Read the listing below and copy out every line that holds "Localização".

▸ **TASK INPUT**:
* * * * * * *
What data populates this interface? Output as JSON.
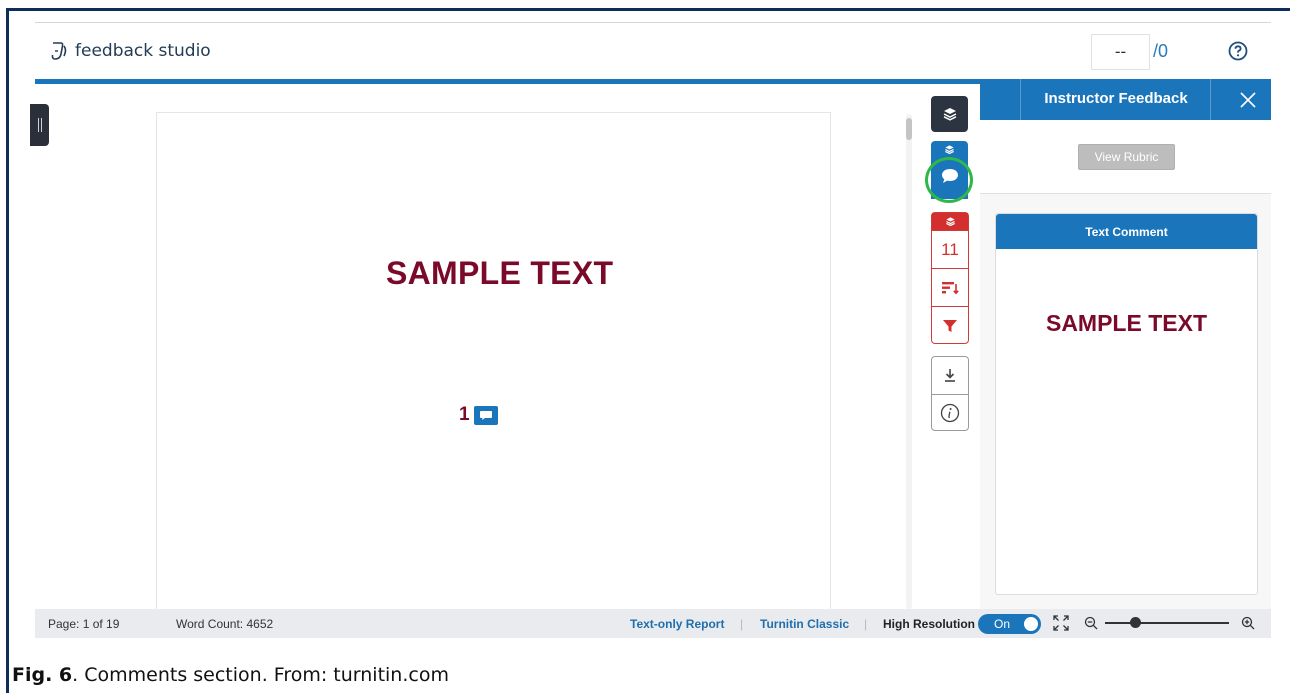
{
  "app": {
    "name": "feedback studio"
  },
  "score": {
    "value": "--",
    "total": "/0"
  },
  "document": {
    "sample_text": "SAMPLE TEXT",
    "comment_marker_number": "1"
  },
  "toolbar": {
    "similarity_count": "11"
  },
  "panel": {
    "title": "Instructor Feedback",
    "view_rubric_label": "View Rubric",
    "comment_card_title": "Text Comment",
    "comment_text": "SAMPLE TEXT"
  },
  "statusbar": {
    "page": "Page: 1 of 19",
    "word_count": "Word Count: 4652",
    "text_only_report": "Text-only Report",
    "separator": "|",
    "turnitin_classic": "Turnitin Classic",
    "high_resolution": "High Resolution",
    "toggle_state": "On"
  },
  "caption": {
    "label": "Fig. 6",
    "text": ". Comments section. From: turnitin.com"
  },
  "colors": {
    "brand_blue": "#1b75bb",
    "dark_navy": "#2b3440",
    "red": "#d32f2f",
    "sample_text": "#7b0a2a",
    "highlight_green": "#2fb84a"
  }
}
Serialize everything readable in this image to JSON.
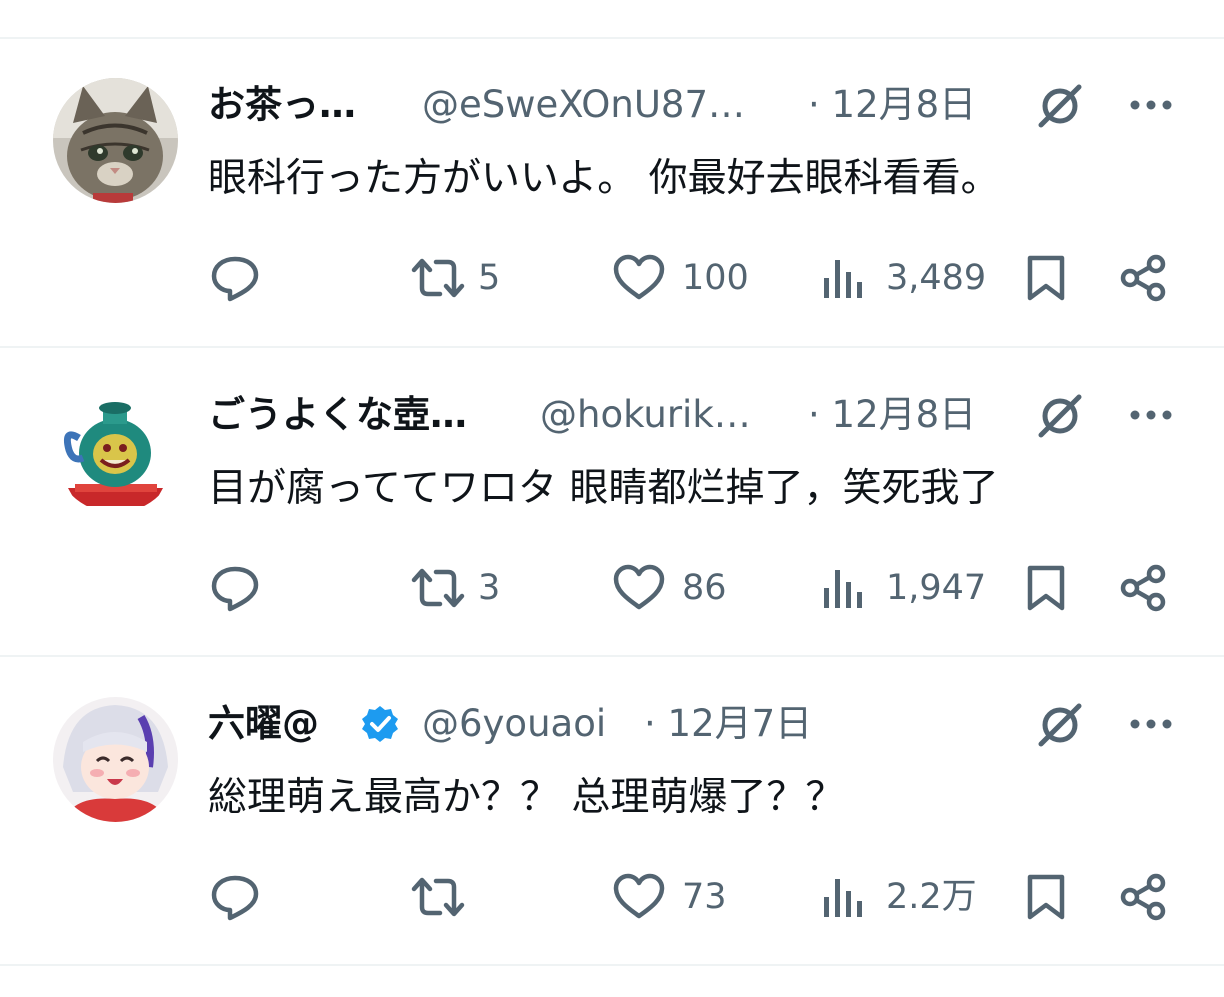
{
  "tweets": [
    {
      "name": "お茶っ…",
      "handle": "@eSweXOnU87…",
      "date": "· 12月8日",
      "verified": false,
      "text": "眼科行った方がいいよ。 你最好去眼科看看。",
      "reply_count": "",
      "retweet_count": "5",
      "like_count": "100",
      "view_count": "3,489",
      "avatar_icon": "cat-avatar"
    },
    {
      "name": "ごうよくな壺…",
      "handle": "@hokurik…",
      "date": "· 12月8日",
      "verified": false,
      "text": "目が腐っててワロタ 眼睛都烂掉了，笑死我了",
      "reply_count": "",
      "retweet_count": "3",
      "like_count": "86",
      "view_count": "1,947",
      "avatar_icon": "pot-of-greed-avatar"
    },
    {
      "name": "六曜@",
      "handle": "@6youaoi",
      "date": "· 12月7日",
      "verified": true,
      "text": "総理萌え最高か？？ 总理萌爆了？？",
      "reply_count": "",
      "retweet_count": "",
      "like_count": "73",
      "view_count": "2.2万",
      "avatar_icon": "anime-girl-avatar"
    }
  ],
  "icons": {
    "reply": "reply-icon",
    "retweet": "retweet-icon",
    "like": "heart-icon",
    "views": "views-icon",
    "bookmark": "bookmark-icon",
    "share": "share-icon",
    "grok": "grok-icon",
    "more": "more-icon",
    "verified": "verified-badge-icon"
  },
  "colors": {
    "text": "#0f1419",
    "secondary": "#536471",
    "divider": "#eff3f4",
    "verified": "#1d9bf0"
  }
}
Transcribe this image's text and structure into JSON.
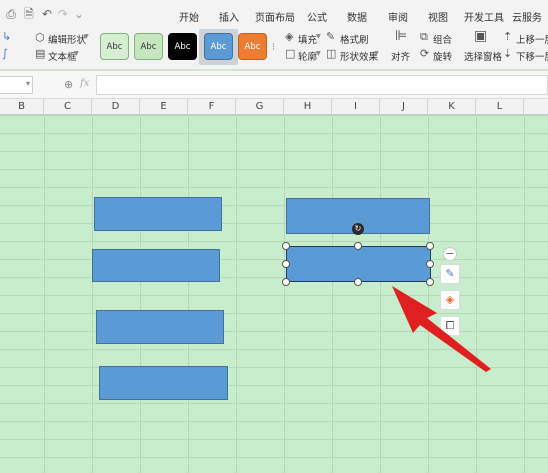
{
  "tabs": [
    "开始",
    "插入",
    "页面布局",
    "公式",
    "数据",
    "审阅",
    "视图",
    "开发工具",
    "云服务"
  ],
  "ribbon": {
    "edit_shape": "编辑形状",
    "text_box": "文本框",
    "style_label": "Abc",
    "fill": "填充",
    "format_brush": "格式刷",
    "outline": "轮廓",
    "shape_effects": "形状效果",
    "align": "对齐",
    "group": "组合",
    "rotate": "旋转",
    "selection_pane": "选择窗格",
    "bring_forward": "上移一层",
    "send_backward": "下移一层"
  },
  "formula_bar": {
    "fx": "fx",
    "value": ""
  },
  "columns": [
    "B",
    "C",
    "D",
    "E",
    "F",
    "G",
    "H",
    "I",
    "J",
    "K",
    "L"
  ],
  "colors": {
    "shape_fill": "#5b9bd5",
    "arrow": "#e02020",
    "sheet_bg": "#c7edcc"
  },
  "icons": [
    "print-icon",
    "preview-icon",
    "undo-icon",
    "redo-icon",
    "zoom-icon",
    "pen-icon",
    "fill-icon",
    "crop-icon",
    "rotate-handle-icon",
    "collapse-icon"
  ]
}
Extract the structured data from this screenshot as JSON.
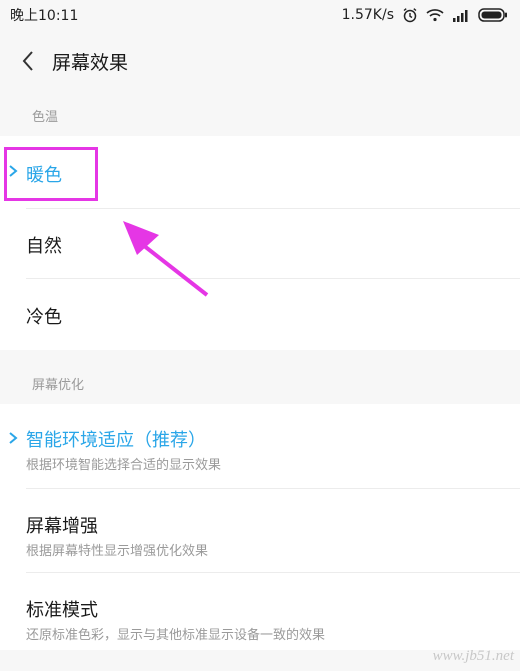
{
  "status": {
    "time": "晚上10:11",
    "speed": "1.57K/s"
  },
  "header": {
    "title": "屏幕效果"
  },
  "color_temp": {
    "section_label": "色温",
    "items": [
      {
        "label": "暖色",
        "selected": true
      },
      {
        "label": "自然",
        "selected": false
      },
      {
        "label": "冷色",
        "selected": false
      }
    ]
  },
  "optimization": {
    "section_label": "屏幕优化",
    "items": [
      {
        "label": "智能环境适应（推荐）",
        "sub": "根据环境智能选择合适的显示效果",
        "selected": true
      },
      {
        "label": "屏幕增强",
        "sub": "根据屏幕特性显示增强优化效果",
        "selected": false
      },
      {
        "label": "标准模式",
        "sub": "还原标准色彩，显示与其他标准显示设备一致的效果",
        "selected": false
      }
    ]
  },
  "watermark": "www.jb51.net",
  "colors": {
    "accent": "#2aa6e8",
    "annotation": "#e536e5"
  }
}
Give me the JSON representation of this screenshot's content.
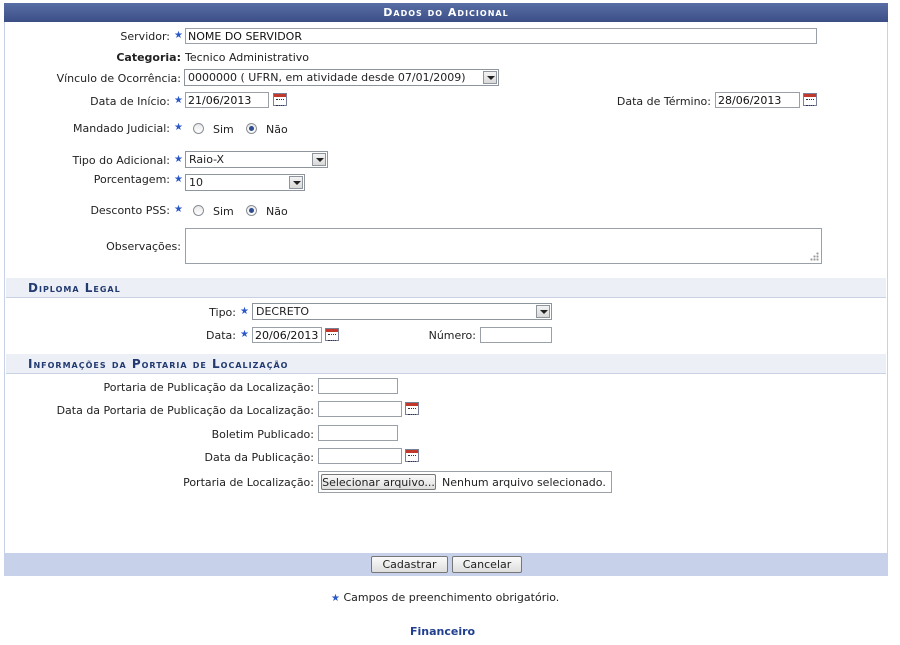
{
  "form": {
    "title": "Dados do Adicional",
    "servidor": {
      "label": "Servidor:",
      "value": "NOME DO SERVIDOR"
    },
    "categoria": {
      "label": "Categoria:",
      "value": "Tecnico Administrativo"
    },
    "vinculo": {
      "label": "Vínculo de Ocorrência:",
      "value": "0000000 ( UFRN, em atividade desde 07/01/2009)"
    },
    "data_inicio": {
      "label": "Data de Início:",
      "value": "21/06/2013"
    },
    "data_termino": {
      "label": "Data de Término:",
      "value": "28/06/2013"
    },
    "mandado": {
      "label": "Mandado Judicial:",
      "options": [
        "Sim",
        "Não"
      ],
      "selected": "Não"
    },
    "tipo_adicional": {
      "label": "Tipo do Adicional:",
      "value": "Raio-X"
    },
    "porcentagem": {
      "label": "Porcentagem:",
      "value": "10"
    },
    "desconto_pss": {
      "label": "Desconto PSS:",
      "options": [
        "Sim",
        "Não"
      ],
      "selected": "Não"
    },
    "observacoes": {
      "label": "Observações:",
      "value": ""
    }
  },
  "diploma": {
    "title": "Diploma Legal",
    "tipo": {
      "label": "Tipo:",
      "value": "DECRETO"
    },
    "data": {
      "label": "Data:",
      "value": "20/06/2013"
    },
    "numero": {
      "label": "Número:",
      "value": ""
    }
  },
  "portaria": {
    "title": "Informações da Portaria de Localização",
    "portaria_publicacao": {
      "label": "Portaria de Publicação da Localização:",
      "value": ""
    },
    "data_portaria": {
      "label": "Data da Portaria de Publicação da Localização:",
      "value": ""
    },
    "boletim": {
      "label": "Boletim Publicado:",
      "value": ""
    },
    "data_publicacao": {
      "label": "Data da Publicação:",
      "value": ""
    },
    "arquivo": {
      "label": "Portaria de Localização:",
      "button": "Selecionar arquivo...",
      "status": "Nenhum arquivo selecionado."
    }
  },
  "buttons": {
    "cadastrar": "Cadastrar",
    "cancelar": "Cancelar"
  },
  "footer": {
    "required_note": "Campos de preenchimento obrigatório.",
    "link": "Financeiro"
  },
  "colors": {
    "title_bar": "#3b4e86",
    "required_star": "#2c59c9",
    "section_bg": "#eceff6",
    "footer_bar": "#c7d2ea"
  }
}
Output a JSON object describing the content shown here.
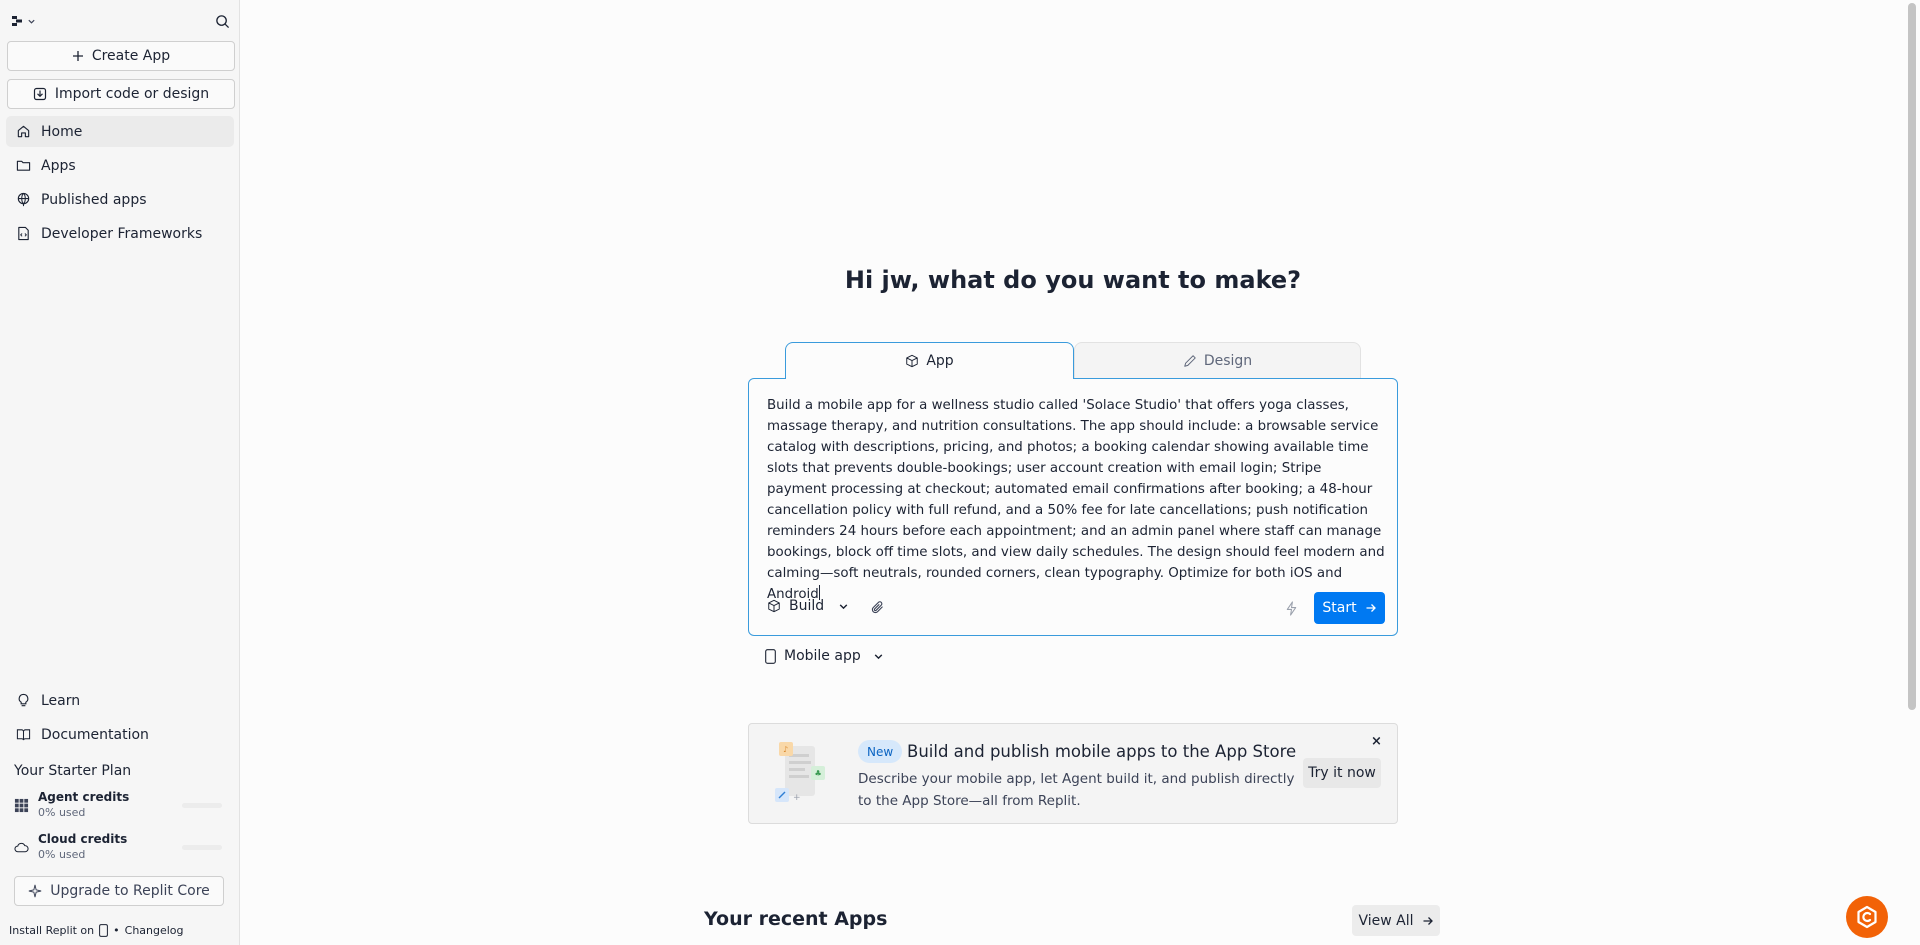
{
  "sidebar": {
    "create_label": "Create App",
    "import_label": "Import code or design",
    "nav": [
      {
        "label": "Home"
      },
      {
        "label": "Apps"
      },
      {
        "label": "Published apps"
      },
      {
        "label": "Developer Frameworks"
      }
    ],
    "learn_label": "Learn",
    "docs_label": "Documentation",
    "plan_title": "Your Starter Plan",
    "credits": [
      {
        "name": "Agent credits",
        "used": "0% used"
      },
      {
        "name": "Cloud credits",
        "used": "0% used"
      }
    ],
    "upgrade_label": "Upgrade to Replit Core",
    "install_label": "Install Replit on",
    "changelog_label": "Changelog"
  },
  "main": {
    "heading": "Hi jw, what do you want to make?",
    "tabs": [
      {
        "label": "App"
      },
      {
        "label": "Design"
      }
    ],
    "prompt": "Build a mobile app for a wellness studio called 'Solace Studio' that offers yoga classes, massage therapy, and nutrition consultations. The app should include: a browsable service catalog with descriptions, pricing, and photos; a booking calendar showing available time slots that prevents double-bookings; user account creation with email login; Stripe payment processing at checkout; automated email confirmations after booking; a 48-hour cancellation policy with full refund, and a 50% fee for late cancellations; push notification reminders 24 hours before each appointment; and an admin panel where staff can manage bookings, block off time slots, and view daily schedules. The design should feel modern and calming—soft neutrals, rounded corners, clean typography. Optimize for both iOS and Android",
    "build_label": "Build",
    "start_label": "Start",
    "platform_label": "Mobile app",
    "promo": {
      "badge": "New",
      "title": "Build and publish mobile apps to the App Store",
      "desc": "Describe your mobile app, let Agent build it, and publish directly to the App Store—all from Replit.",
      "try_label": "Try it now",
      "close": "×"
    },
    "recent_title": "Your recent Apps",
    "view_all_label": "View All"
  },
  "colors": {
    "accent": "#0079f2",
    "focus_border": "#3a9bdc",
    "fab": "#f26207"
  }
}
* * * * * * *
▸ **ANSWER TO THE EXERCISE**:
    "title": "Informações da Portaria de Localização",
      "label": "Portaria de Publicação da Localização:",
      "label": "Data da Portaria de Publicação da Localização:",
      "label": "Portaria de Localização:",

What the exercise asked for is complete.